An ETF is an 'exchange traded fund'. It is an index-tracking fund which is listed and traded on a stock exchange market. An ETF tracks whole indices such as the FTSE100.
You may buy ETFs as you would buy any other stock, at any brokerage firm.
As ETFs track the performance of a particular index, their base price is basically equivalent to the value of the index.
Given their nature as funds containing openly traded securities, investors should bear the following points in mind when trading ETFs:
- Neither the capital nor the dividends are guaranteed
- As the assets under management are stocks they are vulnerable to stock price fluctuations
- Close tracking of the underlying indices can be difficult during periods of market volatility.
- Comprehensible and easy to use
As ETFs track indices which can readily be accessed in newspapers and on television, their prices are easy to understand.
As ETFs mirror the market as a whole there is no need to investigate individual companies' financial and business results, thus simplifying investment decisions.
- Lower Risk
Unlike investing in individual stocks, ETFs offer the benefits of a diversified portfolio covering the underlying index's component stocks. In other words, the risks involved are reduced by spreading them across a wide portfolio.
- Constant Trading during open market hours
Ordinary unit trusts can only be bought and redeemed at the daily base price.
In contrast, ETFs can be traded at any time during open hours. So investors can check prices and place orders as they do for stocks.

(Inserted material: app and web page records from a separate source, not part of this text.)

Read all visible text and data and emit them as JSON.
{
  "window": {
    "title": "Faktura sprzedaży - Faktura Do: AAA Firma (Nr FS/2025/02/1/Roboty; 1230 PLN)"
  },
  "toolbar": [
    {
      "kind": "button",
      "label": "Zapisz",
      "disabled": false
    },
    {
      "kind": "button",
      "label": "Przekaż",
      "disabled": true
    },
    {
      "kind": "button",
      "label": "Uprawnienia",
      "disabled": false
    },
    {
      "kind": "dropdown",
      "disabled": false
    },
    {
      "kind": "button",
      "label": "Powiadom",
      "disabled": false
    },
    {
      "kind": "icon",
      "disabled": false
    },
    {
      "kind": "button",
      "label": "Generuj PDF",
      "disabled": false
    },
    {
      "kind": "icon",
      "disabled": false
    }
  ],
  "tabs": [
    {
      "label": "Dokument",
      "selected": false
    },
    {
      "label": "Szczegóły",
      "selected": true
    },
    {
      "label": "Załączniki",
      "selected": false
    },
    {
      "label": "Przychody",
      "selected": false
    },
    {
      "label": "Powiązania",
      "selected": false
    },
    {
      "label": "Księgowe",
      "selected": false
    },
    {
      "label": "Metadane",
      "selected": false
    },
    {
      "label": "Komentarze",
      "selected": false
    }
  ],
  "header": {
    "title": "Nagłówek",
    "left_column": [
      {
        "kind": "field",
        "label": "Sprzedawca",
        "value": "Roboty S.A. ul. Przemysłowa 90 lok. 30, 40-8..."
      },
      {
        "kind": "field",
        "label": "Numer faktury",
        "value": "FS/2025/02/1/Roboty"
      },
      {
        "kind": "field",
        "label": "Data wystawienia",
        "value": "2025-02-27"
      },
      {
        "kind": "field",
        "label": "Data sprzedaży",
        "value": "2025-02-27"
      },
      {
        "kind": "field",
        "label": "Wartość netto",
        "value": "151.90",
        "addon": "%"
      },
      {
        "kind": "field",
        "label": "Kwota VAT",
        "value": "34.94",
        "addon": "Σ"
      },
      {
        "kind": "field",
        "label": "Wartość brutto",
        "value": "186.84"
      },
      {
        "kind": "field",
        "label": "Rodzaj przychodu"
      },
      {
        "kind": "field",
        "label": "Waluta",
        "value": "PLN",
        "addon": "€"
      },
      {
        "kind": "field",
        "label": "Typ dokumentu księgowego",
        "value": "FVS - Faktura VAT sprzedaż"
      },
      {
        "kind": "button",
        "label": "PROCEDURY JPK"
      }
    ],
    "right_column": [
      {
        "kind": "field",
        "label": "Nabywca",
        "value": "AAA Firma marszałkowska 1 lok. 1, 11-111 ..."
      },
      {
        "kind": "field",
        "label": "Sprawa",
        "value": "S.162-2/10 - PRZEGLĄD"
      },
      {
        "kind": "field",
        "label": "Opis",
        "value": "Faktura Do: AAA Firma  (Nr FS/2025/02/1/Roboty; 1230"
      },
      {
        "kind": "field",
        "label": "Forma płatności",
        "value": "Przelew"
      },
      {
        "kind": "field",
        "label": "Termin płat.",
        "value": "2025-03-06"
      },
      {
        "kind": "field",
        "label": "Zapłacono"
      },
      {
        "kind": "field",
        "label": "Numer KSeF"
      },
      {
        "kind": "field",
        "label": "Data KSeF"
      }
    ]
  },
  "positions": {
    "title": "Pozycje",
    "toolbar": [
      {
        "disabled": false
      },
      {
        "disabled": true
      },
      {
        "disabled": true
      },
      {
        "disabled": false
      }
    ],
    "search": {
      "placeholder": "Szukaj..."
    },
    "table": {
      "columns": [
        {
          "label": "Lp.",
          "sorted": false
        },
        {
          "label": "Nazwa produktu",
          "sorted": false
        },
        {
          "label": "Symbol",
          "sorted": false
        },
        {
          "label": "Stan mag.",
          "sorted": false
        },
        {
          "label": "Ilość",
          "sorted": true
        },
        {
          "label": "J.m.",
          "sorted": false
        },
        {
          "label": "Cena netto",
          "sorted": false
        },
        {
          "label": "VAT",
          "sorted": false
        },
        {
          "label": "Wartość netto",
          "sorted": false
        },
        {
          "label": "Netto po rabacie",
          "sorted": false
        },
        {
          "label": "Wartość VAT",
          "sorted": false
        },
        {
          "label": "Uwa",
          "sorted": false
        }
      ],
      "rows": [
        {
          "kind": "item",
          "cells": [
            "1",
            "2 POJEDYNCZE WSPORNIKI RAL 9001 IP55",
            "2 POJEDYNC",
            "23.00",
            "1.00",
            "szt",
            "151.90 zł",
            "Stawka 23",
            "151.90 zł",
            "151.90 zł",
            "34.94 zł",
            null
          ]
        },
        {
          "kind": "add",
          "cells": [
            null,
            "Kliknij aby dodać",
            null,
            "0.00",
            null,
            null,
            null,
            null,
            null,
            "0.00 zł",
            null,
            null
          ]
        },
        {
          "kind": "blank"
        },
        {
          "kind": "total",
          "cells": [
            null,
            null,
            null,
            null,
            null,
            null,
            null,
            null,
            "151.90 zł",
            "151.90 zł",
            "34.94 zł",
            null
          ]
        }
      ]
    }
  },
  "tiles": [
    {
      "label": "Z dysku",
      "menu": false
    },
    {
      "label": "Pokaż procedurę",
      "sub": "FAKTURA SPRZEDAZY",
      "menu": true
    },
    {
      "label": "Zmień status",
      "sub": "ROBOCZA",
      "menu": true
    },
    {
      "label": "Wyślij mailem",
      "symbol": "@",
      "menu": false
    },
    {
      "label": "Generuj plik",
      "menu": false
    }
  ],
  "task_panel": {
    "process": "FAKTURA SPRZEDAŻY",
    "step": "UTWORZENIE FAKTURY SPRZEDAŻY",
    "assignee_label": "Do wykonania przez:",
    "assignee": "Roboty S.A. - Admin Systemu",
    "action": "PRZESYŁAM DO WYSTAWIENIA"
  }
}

As ETF prices mirror the underlying index, they can move up and down. Investors can follow and exploit these movements allowing them to plan their transactions on a real-time basis.

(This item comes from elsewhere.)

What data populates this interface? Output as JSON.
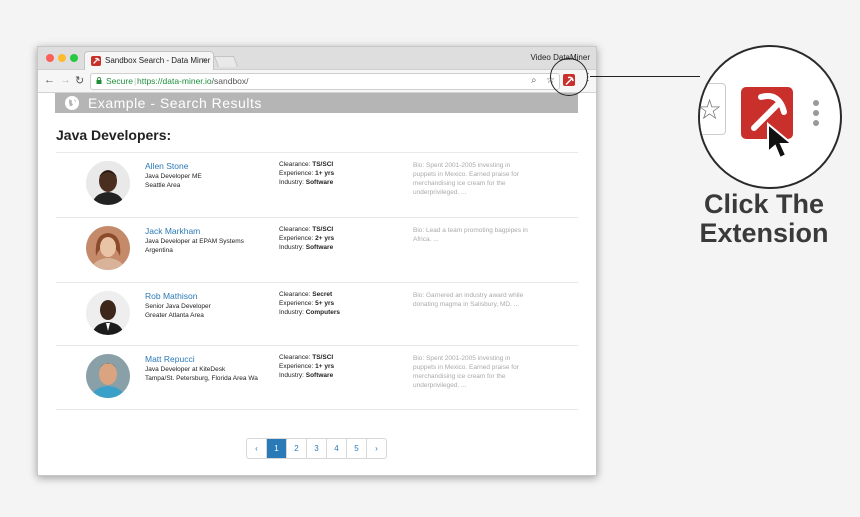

- Readily Available
Unlike, unit trusts/OEIC’s, ETFs are available through all UK brokers.
- Low Costs
Investors can gain exposure to literally hundreds of securities through a single transaction. As there is no need for fund administrators to produce prospectuses, nor any need to buy and sell assets at subscription and redemption, management costs are minimised.

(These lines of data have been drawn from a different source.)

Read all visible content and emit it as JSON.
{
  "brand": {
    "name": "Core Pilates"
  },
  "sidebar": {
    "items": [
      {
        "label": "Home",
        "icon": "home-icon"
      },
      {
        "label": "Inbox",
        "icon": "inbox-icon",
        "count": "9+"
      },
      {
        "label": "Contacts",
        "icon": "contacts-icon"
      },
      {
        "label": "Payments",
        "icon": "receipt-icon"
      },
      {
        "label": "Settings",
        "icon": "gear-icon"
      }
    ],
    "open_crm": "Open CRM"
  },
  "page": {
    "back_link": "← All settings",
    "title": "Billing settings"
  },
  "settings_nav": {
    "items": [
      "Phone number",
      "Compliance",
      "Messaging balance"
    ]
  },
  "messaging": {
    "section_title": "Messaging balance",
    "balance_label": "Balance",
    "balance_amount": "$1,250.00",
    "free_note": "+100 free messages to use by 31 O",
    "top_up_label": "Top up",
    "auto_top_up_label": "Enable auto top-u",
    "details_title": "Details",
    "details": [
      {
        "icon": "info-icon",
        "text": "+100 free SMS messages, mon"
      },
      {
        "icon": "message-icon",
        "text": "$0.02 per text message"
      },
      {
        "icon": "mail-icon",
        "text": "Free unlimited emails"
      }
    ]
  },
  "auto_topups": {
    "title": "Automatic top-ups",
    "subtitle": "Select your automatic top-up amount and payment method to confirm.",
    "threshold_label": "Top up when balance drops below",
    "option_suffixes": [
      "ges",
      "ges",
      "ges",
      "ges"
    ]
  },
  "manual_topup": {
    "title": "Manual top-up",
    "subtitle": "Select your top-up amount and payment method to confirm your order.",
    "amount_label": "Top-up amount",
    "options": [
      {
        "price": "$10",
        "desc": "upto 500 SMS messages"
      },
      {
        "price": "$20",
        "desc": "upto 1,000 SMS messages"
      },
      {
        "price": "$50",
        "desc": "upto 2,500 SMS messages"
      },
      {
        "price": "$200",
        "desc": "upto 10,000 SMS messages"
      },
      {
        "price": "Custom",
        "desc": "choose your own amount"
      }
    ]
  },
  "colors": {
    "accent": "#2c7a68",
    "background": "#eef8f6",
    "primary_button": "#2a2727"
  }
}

ETF transactions are subject to the same fees as share transactions. They are subject to Income and Capital Gains Tax in the same way as equity and there is a small management charge levied by the issuer.
The wide range of trading strategies available using ETFs mean that they can be suitable for the largest institutional investor through to the private investor. Although a passive tool, ETFs are commonly utilised as part of active strategies in conjunction with other funds or individual securities. ETFs are also useful in short term tactical plays as well as longer term investments. Suitability depends on the specific requirements of the individual investor and those unsure should seek professional advice.
ETFs are typically very cost-efficient. However like other securities, every time an investor makes a purchase or sale they must pay brokerage costs. In addition the ETF investor can suffer from the usual costs of trading securities, such as differences in the bid-ask spread.
The unique structure of ETFs offers several advantages to investors:
- Buy or sell at any time during the day, not just at the end of the day as is the case with managed funds
- Invest in a portfolio of securities with one trade